>> Expect inconsistency.
Ungroomed wilderness snow can change with every turn. Look for clues to surface consistency (like glinting ice or swirling drift patterns) and continually adjust your technique (see Ski Any Conditions). Also, watch for bulges that indicate subsurface hazards such as logs and rocks; give them a wide berth.
>> Stay centered.
Use a neutral, athletic stance: shoulders square, hands up, legs flexed at the ankle and knee. Variable snow—especially if it’s deep and heavy—can throw you forward and back, so stay ready and light on your feet.
>> Bust the crust.
If you’re punching through a thin snow layer to softer stuff below, try to distribute your weight evenly on your skis and stay on top. If that’s not possible, use short jump turns to power through, and keep your shins pressed against your boot to get better purchase with your skis’ edges.

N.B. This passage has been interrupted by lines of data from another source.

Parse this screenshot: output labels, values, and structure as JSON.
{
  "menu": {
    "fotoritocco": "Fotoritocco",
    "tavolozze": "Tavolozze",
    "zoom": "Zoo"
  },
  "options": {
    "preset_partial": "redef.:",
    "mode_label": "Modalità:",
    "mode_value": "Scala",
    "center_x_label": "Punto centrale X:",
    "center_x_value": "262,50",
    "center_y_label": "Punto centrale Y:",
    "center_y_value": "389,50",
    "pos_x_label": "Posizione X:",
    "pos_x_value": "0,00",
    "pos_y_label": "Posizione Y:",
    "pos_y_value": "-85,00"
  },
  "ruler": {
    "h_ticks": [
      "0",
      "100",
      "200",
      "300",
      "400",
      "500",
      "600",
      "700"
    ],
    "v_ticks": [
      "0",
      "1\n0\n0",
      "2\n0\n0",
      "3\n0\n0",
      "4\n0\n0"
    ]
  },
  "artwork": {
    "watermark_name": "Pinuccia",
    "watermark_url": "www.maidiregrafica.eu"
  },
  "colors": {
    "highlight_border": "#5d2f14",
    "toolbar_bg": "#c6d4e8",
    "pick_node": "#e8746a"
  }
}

>> Drop your ego.
Stop often to evaluate terrain, descend slowly, and don’t be afraid to use beginner techniques like snowplowing or sidestepping. Groomed-hill skills don’t necessarily translate off-piste, and hazards aren’t marked. “Realize that you won’t be as gnarly or as fast a skier in the backcountry as you are at a resort,” says Mike Hattrup, a one-time U.S. Ski Team mogul champ turned backcountry king.
>> Know how to self-arrest.
Before going out, practice stopping techniques. With poles: Use your armpit as a fulcrum and gradually lever the pole’s tip into the snow. Without poles: Flip onto your stomach with your head uphill and dig your boot tips in.
>> Manage your pack.
You’ll be skiing with 10 to 50 pounds of weight, which shifts your center of gravity higher and makes turns more difficult. Counter the effects: Add a slight forward lean to your athletic stance and prep preseason with core- and balance- building moves like planks, crunches, squats, and lunges. Don’t like skiing with a load? Opt for a basecamp and day-tripping setup.